Robots track Tokyo 2020 Olympic highlights to create public art
In The Constant Gardeners, Jason Bruges Studio’s new public art installation, four robotic ‘gardeners’ use live data from the Tokyo 2020 Olympic Games to create striking artworks
Coinciding with the Tokyo 2020 Olympic and Paralympic Games, London-based Jason Bruges Studio has unveiled a new outdoor art installation blending art, sport, computing and the ancient tradition of the Japanese Zen garden.
Staged in Ueno Park, Tokyo, The Constant Gardeners is a performative piece that sees a team of four robots create illustrations by raking patterns into a canvas of crushed black basalt. Analysing past video footage from across a wide range of sporting disciplines and events, The Constant Gardeners communicate and celebrate the motion and physicality in professional athletics.
The Constant Gardeners draws on the aesthetic and craft of the traditional Japanese Zen garden, and from the sportspeople who meticulously hone their movements to reach the top of their game.
In daily performances, the ‘gardeners’ will collaborate to create 150 unique illustrations throughout the Olympics. Some will showcase the story of an event unfolding over time, while others will shine a light on a single spectacular movement or sporting moment.
The robotic performances are linked directly to the schedule for the Tokyo 2020 Olympic and Paralympic Games, using data read from video clips athletic performances. The aim is for the artwork to complete at least one illustration for every discipline.
‘By developing new paradigms in robotics and performative arts, we hope to show how innovative technologies can be used in storytelling, offering audiences in Tokyo an accessible, meaningful experience that celebrates the Tokyo 2020 Games and the incredible skill and achievements of its athletes,’ explains Jason Bruges.
Forming part of the Tokyo Festival Special 13, the installation was commissioned by The Tokyo Metropolitan Government and Arts Council Tokyo and is delivered in collaboration with the British Council as part of the UK/Japan bilateral season.
The robots used in Bruges’ installation were reclaimed following a lifetime in industry, working to produce cars in a BMW factory. Each was reconditioned and repainted for its new role, but it didn’t come without hurdles. The robots were originally designed to perform minimal, industrial, and endlessly repeating movements.
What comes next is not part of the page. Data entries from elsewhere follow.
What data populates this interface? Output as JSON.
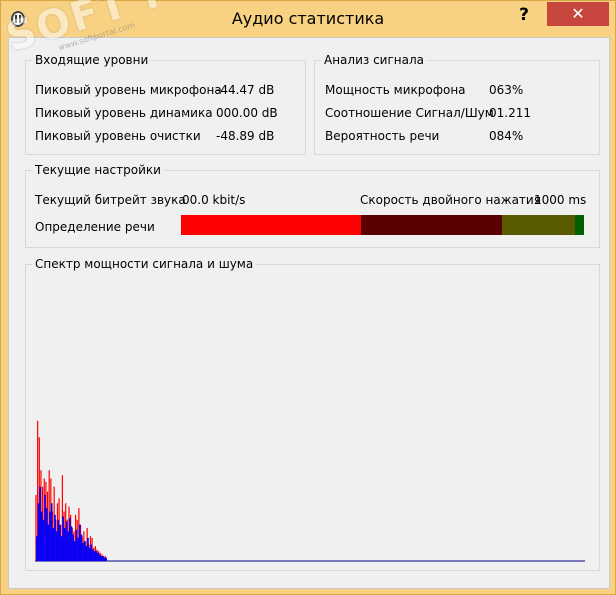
{
  "window": {
    "title": "Аудио статистика",
    "help_label": "?",
    "close_label": "✕"
  },
  "watermark": {
    "main": "SOFT PORTAL",
    "sub": "www.softportal.com"
  },
  "incoming_levels": {
    "legend": "Входящие уровни",
    "rows": [
      {
        "label": "Пиковый уровень микрофона",
        "value": "-44.47 dB"
      },
      {
        "label": "Пиковый уровень динамика",
        "value": "000.00 dB"
      },
      {
        "label": "Пиковый уровень очистки",
        "value": "-48.89 dB"
      }
    ]
  },
  "signal_analysis": {
    "legend": "Анализ сигнала",
    "rows": [
      {
        "label": "Мощность микрофона",
        "value": "063%"
      },
      {
        "label": "Соотношение Сигнал/Шум",
        "value": "01.211"
      },
      {
        "label": "Вероятность речи",
        "value": "084%"
      }
    ]
  },
  "current_settings": {
    "legend": "Текущие настройки",
    "bitrate_label": "Текущий битрейт звука",
    "bitrate_value": "00.0 kbit/s",
    "double_click_label": "Скорость двойного нажатия",
    "double_click_value": "1000 ms",
    "speech_detection_label": "Определение речи",
    "speech_bar_segments": [
      {
        "fraction": 0.447,
        "color": "#ff0000"
      },
      {
        "fraction": 0.35,
        "color": "#5a0000"
      },
      {
        "fraction": 0.18,
        "color": "#5a5a00"
      },
      {
        "fraction": 0.023,
        "color": "#006000"
      }
    ]
  },
  "spectrum": {
    "legend": "Спектр мощности сигнала и шума",
    "signal_color": "#0000ff",
    "noise_color": "#ff0000",
    "signal_values": [
      0.15,
      0.35,
      0.45,
      0.3,
      0.25,
      0.4,
      0.32,
      0.22,
      0.3,
      0.35,
      0.2,
      0.28,
      0.18,
      0.25,
      0.22,
      0.15,
      0.27,
      0.2,
      0.24,
      0.18,
      0.26,
      0.21,
      0.16,
      0.12,
      0.19,
      0.14,
      0.22,
      0.16,
      0.11,
      0.12,
      0.09,
      0.14,
      0.08,
      0.1,
      0.07,
      0.06,
      0.06,
      0.05,
      0.04,
      0.03,
      0.03,
      0.02,
      0.02
    ],
    "noise_values": [
      0.4,
      0.85,
      0.75,
      0.55,
      0.45,
      0.5,
      0.48,
      0.42,
      0.55,
      0.5,
      0.3,
      0.45,
      0.25,
      0.35,
      0.38,
      0.22,
      0.52,
      0.3,
      0.35,
      0.25,
      0.33,
      0.28,
      0.2,
      0.18,
      0.28,
      0.25,
      0.32,
      0.22,
      0.15,
      0.18,
      0.12,
      0.2,
      0.1,
      0.15,
      0.14,
      0.08,
      0.09,
      0.07,
      0.06,
      0.05,
      0.04,
      0.03,
      0.03
    ],
    "baseline_color": "#000080"
  }
}
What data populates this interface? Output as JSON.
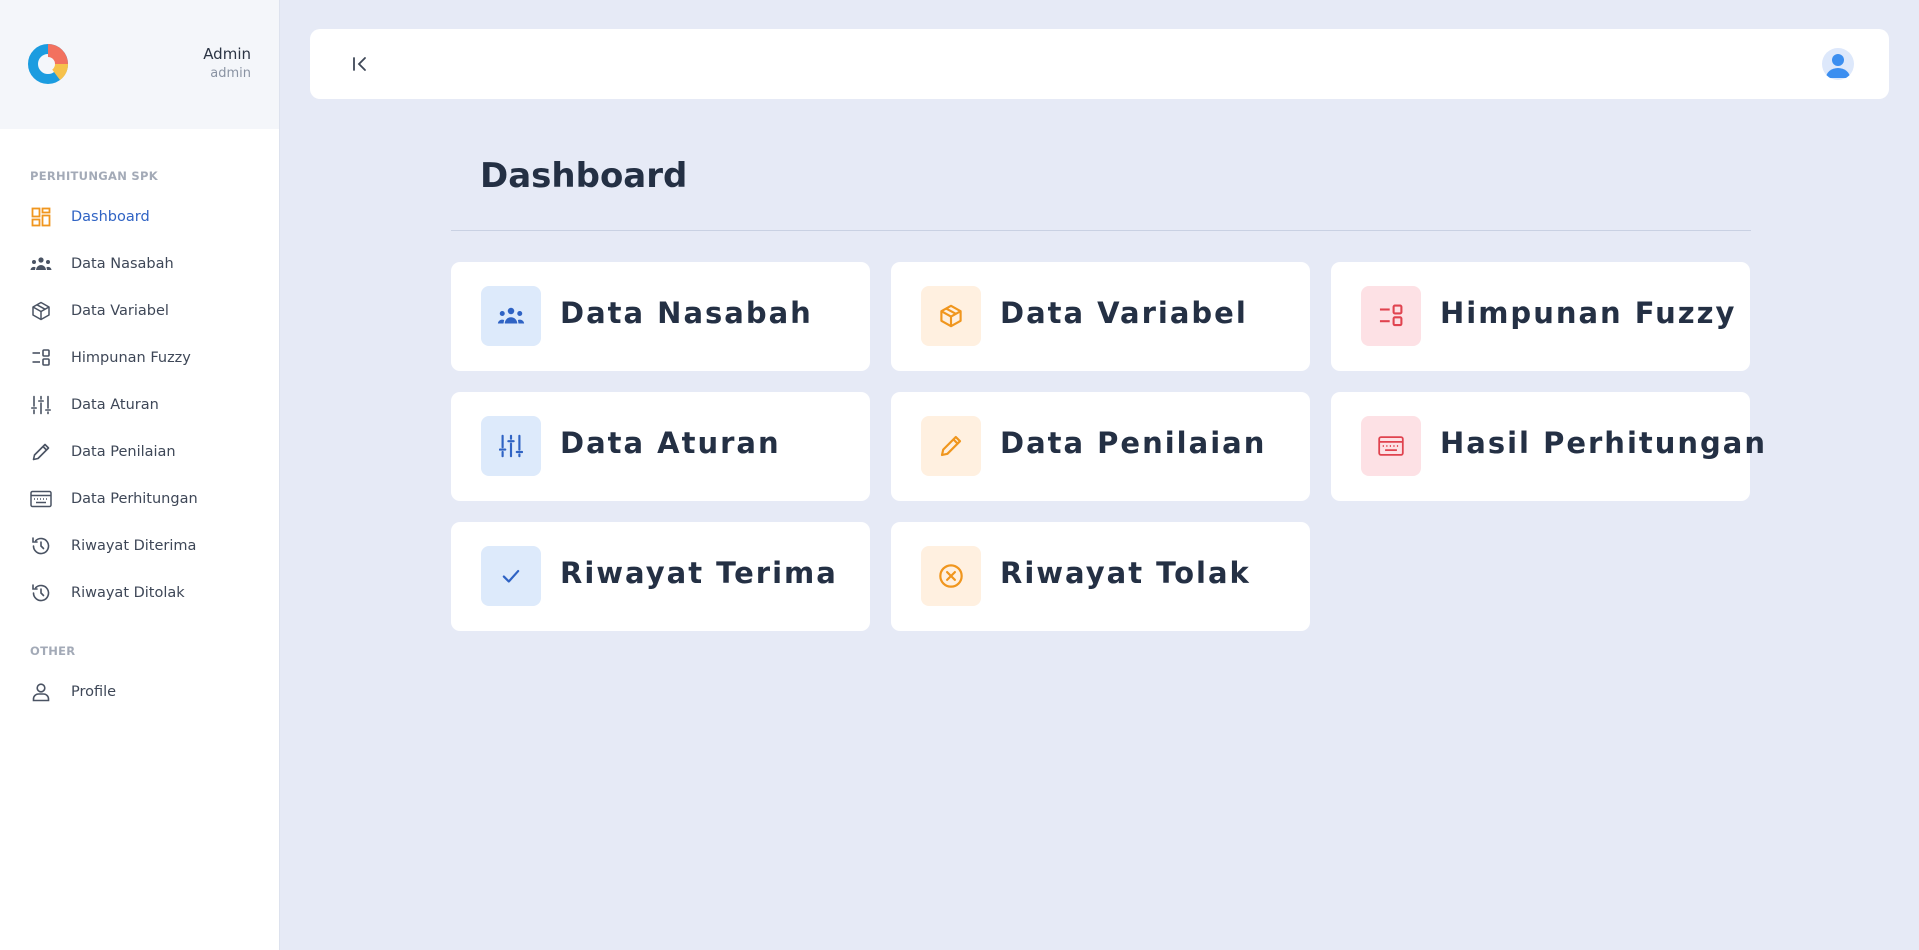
{
  "user": {
    "name": "Admin",
    "role": "admin"
  },
  "sidebar": {
    "sections": [
      {
        "title": "PERHITUNGAN SPK"
      },
      {
        "title": "OTHER"
      }
    ],
    "items": [
      {
        "label": "Dashboard",
        "icon": "dashboard-icon",
        "active": true
      },
      {
        "label": "Data Nasabah",
        "icon": "users-icon"
      },
      {
        "label": "Data Variabel",
        "icon": "cube-icon"
      },
      {
        "label": "Himpunan Fuzzy",
        "icon": "list-settings-icon"
      },
      {
        "label": "Data Aturan",
        "icon": "adjustments-icon"
      },
      {
        "label": "Data Penilaian",
        "icon": "pencil-icon"
      },
      {
        "label": "Data Perhitungan",
        "icon": "keyboard-icon"
      },
      {
        "label": "Riwayat Diterima",
        "icon": "history-icon"
      },
      {
        "label": "Riwayat Ditolak",
        "icon": "history-icon"
      },
      {
        "label": "Profile",
        "icon": "user-icon"
      }
    ]
  },
  "main": {
    "title": "Dashboard",
    "cards": [
      {
        "label": "Data Nasabah",
        "icon": "users-icon",
        "tone": "blue"
      },
      {
        "label": "Data Variabel",
        "icon": "cube-icon",
        "tone": "orange"
      },
      {
        "label": "Himpunan Fuzzy",
        "icon": "list-settings-icon",
        "tone": "red"
      },
      {
        "label": "Data Aturan",
        "icon": "adjustments-icon",
        "tone": "blue"
      },
      {
        "label": "Data Penilaian",
        "icon": "pencil-icon",
        "tone": "orange"
      },
      {
        "label": "Hasil Perhitungan",
        "icon": "keyboard-icon",
        "tone": "red"
      },
      {
        "label": "Riwayat Terima",
        "icon": "check-icon",
        "tone": "blue"
      },
      {
        "label": "Riwayat Tolak",
        "icon": "circle-x-icon",
        "tone": "orange"
      }
    ]
  },
  "colors": {
    "background": "#e6eaf6",
    "active_link": "#2f63c4",
    "icon_blue": "#2f63c4",
    "icon_orange": "#f0961e",
    "icon_red": "#e0434f"
  }
}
Using the robots to undertake complex choreographed tasks they are not designed to perform is a different ball game. To harness this technology for creative and experimental purposes, Jason Bruges Studio had to create a custom control program to ‘hack the system’. §